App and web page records
↓

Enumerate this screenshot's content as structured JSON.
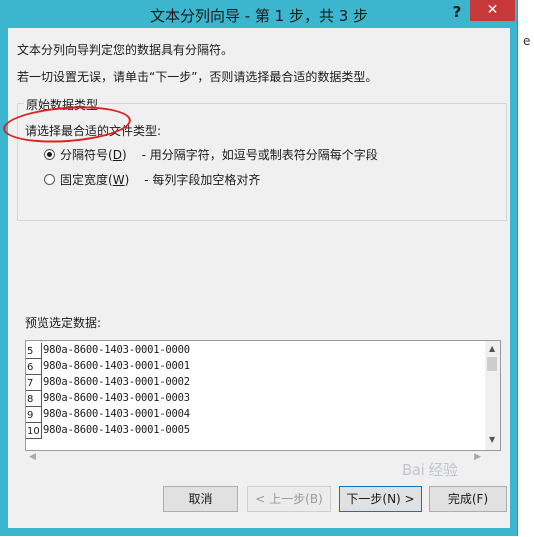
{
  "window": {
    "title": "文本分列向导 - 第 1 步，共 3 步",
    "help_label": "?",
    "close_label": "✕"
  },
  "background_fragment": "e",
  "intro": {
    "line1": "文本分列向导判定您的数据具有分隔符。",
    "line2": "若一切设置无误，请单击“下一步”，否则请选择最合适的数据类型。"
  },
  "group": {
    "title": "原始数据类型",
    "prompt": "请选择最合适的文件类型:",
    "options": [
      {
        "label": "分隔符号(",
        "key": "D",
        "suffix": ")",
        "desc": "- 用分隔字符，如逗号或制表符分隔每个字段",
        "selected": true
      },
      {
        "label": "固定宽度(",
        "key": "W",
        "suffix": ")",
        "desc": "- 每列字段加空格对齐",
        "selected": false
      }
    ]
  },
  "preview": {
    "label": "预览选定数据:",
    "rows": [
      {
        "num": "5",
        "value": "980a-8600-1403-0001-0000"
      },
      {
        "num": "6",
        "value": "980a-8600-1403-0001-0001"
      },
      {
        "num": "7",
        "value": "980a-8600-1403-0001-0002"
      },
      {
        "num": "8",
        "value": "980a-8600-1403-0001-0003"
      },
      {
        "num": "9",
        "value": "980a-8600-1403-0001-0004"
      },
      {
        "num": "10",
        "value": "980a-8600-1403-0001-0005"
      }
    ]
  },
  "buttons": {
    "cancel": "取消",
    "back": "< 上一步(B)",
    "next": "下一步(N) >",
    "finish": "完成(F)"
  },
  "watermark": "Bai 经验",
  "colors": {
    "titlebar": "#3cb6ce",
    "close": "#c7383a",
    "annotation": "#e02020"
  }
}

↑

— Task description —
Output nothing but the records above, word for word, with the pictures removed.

— Written response —
Enumerate this screenshot's content as structured JSON.
{
  "window": {
    "title": "文本分列向导 - 第 1 步，共 3 步",
    "help_label": "?",
    "close_label": "✕"
  },
  "background_fragment": "e",
  "intro": {
    "line1": "文本分列向导判定您的数据具有分隔符。",
    "line2": "若一切设置无误，请单击“下一步”，否则请选择最合适的数据类型。"
  },
  "group": {
    "title": "原始数据类型",
    "prompt": "请选择最合适的文件类型:",
    "options": [
      {
        "label": "分隔符号(",
        "key": "D",
        "suffix": ")",
        "desc": "- 用分隔字符，如逗号或制表符分隔每个字段",
        "selected": true
      },
      {
        "label": "固定宽度(",
        "key": "W",
        "suffix": ")",
        "desc": "- 每列字段加空格对齐",
        "selected": false
      }
    ]
  },
  "preview": {
    "label": "预览选定数据:",
    "rows": [
      {
        "num": "5",
        "value": "980a-8600-1403-0001-0000"
      },
      {
        "num": "6",
        "value": "980a-8600-1403-0001-0001"
      },
      {
        "num": "7",
        "value": "980a-8600-1403-0001-0002"
      },
      {
        "num": "8",
        "value": "980a-8600-1403-0001-0003"
      },
      {
        "num": "9",
        "value": "980a-8600-1403-0001-0004"
      },
      {
        "num": "10",
        "value": "980a-8600-1403-0001-0005"
      }
    ]
  },
  "buttons": {
    "cancel": "取消",
    "back": "< 上一步(B)",
    "next": "下一步(N) >",
    "finish": "完成(F)"
  },
  "watermark": "Bai 经验",
  "colors": {
    "titlebar": "#3cb6ce",
    "close": "#c7383a",
    "annotation": "#e02020"
  }
}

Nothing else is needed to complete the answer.